“I save the very best of my seed for disease resistance. My 12 hives of bees have so much food here they don’t need to leave the farm,” she adds.

The nearest neighbor is a half-mile away with forested buffers in between. Land between windbreaks is well-suited for medicinal trees, notes this farmer. Her high tunnel protects potted trees — the bark or flowers of which will be harvested in the future.

Shifting her production mix
In 2017, Rice will wholesale vegetables and expand her sheep flock, but not operate her Community Supported Agriculture enterprise. Instead, she’ll concentrate on soil preparation for the medicinals. At least 100 individual plants of each herbaceous perennial species will be grown to preserve genetic diversity.

Her cut-flower peonies will be replaced with Giblette’s medicinal peony root cuttings that require several years to establish before separating to expand acreage, with a percentage sold. All of her mint, previously distributed through the CSA, will be grown for the project. She’ll submit cut samples at various growth stages to practitioners for collective evaluation to determine optimal harvesting methods.

“The mint will be grown to match practitioners’ expectations, including cutting sizes, leaf-to-stem ratio, smell and taste,” Rice explains. “With a leaf product like mint, we expect to exceed the freshness and quality of imported product by a wide margin.”

Rice hopes to develop the subtle, thousands-of-years-old skill that enables practitioners to judge dried plant quality by touch. “I know how to pick tomatoes by feel. I want to learn the harvest feel for these new crops and how to assure the quality is there for practitioners to use them to good result.”

NYFVI funding underwrote a webinar series for Cornell Cooperative Extension educators, advised by horticulture professor Marvin Pritts. Its content will serve as an information resource for growers and may be modified to create a certificate in Chinese medicinal herb horticulture for licensed practitioners.

Giblette is an author, speaker and consultant who works with an affiliated nonprofit organization, High Falls Foundation Inc., at Philmont, N.Y. She has directed a program in botanical studies on behalf of the nation’s 50 graduate schools of acupuncture and oriental medicine.

For more on the medicinal plant project, contact Giblette at 518-672-7365 or email

Dunn writes from Mannsville, N.Y.

NYFVI is a farmer-led nonprofit that invests in innovative projects to increase the success of ag production enterprises, protect farm-based natural resources and produce measurable farm-level results. Visit for more information.


Dig into these medicinal herb networks

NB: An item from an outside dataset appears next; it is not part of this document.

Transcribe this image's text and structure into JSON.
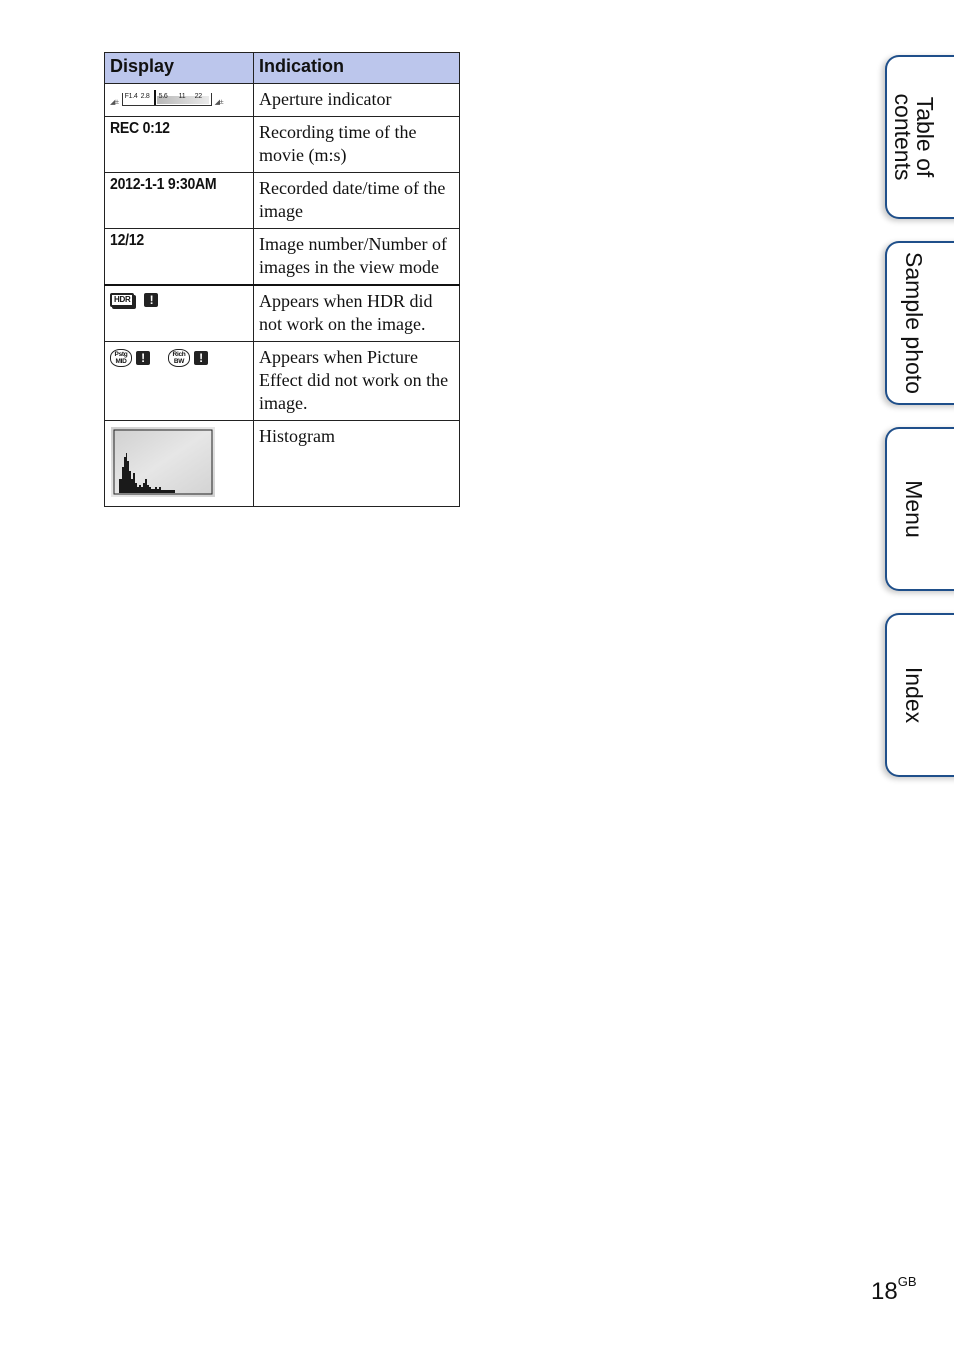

Information about ancient-world cures has not been forgotten. There’s much to be learned from these modern web networks:

• Appalachian Medicinal Herb Growers Consortium/Blue Ridge Center for Chinese Medicine:

• Northwest Asian Medicinal Herb Network:

• You’ll also find other resources at

Hide comments


  • Allowed HTML tags: <em> <strong> <blockquote> <br> <p>

Plain text

  • No HTML tags allowed.
  • Web page addresses and e-mail addresses turn into links automatically.
  • Lines and paragraphs break automatically.